The speculation behind adverse possession is easy: If somebody occupies land they don’t own with out the proprietor’s permission, the true owner should take action to eject the trespasser inside a certain time frame (as prescribed by the relevant state statute of limitations). If the true proprietor would not act in time, the adversarial possessor can acquire title to the land and turn into the legal owner.
She NEVER refuses anybody, ever. She is likely to be in a mood to paddle your naughty little butt if she does not like how you’re dwelling your life (she dislikes cruelty and evil) but she is going to by no means, ever flip you away. So yes, she will work with drug sellers, but not to the point of helping them damage other individuals. She will shield anybody who turns to her in good faith and is the saint of infinite probabilities and will give anybody probabilities to make amends for his or her previous.
My mother and father are of their 80’s, my father has Parkinson’s, and they’re desperate to maneuver to an assisted living facility.
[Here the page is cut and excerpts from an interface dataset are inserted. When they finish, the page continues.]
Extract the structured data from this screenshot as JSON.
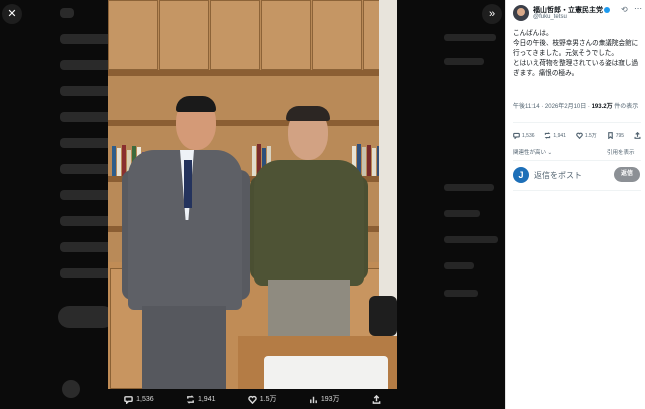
{
  "viewer": {
    "close_symbol": "✕",
    "expand_symbol": "»",
    "actions": [
      {
        "icon": "reply-icon",
        "count": "1,536"
      },
      {
        "icon": "repost-icon",
        "count": "1,941"
      },
      {
        "icon": "like-icon",
        "count": "1.5万"
      },
      {
        "icon": "views-icon",
        "count": "193万"
      },
      {
        "icon": "share-icon",
        "count": ""
      }
    ]
  },
  "post": {
    "author_name": "福山哲郎・立憲民主党",
    "handle": "@fuku_tetsu",
    "text": "こんばんは。\n今日の午後、枝野幸男さんの衆議院会館に行ってきました。元気そうでした。\nとはいえ荷物を整理されている姿は寂し過ぎます。痛恨の極み。",
    "time": "午後11:14 · 2026年2月10日 · ",
    "views_count": "193.2万",
    "views_suffix": " 件の表示",
    "stats": {
      "replies": "1,536",
      "reposts": "1,941",
      "likes": "1.5万",
      "bookmarks": "795"
    },
    "related_label": "関連性が高い",
    "quotes_label": "引用を表示"
  },
  "reply_box": {
    "avatar_letter": "J",
    "placeholder": "返信をポスト",
    "button_label": "返信"
  },
  "colors": {
    "accent": "#1d9bf0",
    "overlay": "#101010",
    "reply_button": "#8c9095"
  }
}
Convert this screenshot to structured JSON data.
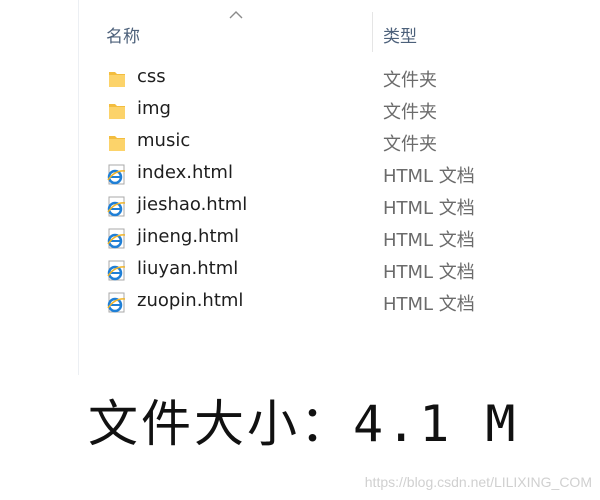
{
  "columns": {
    "name": "名称",
    "type": "类型"
  },
  "files": [
    {
      "name": "css",
      "type": "文件夹",
      "icon": "folder-icon"
    },
    {
      "name": "img",
      "type": "文件夹",
      "icon": "folder-icon"
    },
    {
      "name": "music",
      "type": "文件夹",
      "icon": "folder-icon"
    },
    {
      "name": "index.html",
      "type": "HTML 文档",
      "icon": "ie-html-icon"
    },
    {
      "name": "jieshao.html",
      "type": "HTML 文档",
      "icon": "ie-html-icon"
    },
    {
      "name": "jineng.html",
      "type": "HTML 文档",
      "icon": "ie-html-icon"
    },
    {
      "name": "liuyan.html",
      "type": "HTML 文档",
      "icon": "ie-html-icon"
    },
    {
      "name": "zuopin.html",
      "type": "HTML 文档",
      "icon": "ie-html-icon"
    }
  ],
  "caption": "文件大小：4.1 M",
  "watermark": "https://blog.csdn.net/LILIXING_COM",
  "colors": {
    "folder": "#f5c34d",
    "ie_blue": "#1f7fd6",
    "header_text": "#4c607a"
  }
}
Their house hasn’t sold, it’s value about $80K and they owe about $60K. They can not afford to move till the home sells. My brother informed them to let the home return to the lender. What are their repercussions of that? They don’t have to fret about their credit standing because they won’t be getting something on credit. At this point, they don’t care about any equity of their house – they simply want to maneuver someplace the place they can be cared for. Thanks a lot.
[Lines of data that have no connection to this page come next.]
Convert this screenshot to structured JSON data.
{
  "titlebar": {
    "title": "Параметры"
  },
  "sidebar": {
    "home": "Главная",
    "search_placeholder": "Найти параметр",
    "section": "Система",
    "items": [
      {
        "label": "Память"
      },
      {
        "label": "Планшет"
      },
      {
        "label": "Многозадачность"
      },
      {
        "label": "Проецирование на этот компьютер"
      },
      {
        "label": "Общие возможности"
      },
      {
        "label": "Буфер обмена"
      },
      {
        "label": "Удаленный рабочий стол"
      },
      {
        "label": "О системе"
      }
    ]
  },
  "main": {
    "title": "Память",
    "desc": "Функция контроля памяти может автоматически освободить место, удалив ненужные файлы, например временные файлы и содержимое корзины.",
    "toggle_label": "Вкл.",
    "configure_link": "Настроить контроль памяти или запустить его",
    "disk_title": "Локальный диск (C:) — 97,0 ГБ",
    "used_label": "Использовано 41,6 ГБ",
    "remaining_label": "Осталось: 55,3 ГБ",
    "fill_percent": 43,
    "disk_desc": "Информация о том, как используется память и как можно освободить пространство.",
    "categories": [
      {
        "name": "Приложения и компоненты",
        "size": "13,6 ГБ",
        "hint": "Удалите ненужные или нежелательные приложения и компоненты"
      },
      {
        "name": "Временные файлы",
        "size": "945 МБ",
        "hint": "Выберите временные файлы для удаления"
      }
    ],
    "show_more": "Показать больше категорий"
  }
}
Greta Van Susteren won the Presidential Award for Excellence in Journalism from the American Bar Association. She has hosted her own program with Fox Information since 2002, after spending 12 years working for CNN. Van Susteren is a trial legal professional who has tried instances starting from divorce to homicide, and was a Professor of Law for 16 years at Georgetown College, which can be where she received her Juris Doctor.
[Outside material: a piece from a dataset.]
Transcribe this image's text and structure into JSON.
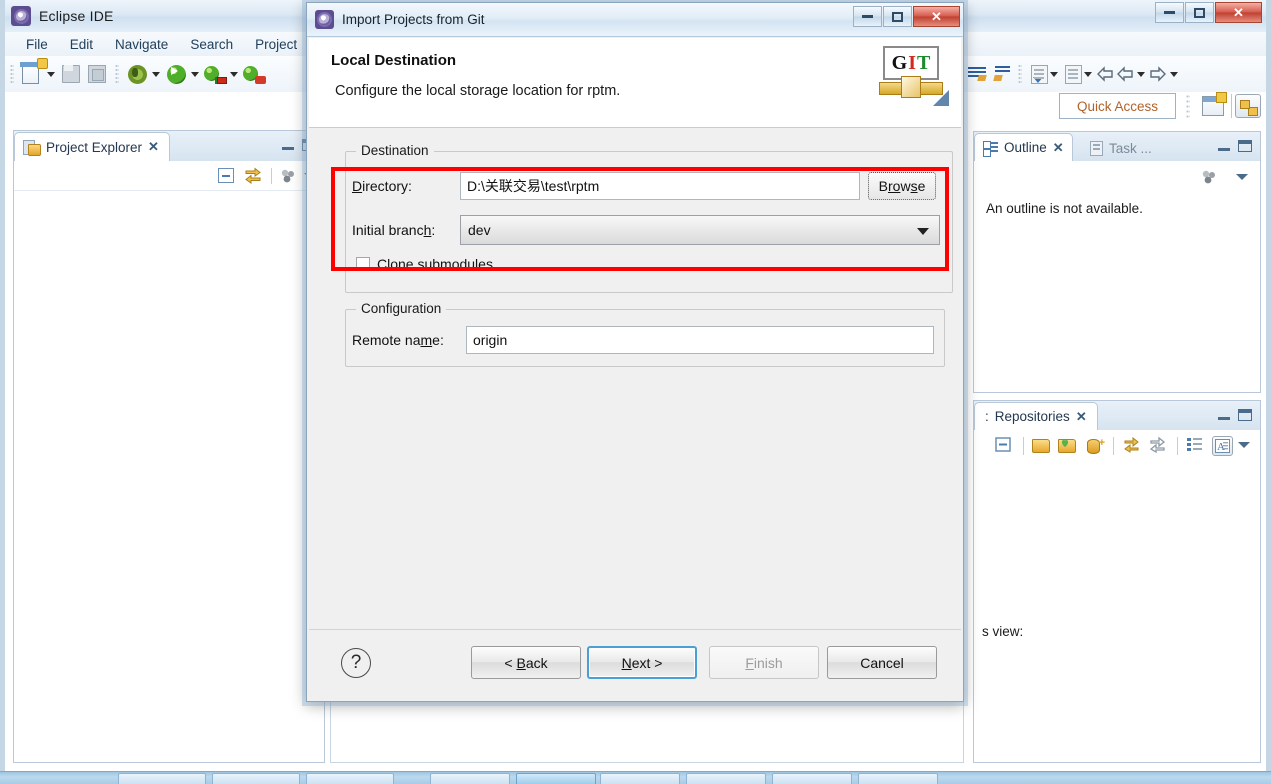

Building his argument on three case studies—the Hanley pottery industry, Hull fisheries, and Redditch needlemakers—Steinberg employs each local and national analyses to emphasize the ways by which these grasp-servant legal guidelines allowed employers to use the criminal prosecutions of workers to keep up management of their labor power. Steinberg supplies a recent perspective on the dynamics of labor management and class energy, integrating the complicated pathways of Marxism, historical institutionalism, and feminism, and giving readers a refined but revelatory new understanding of workplace management and power throughout England’s Industrial Revolution.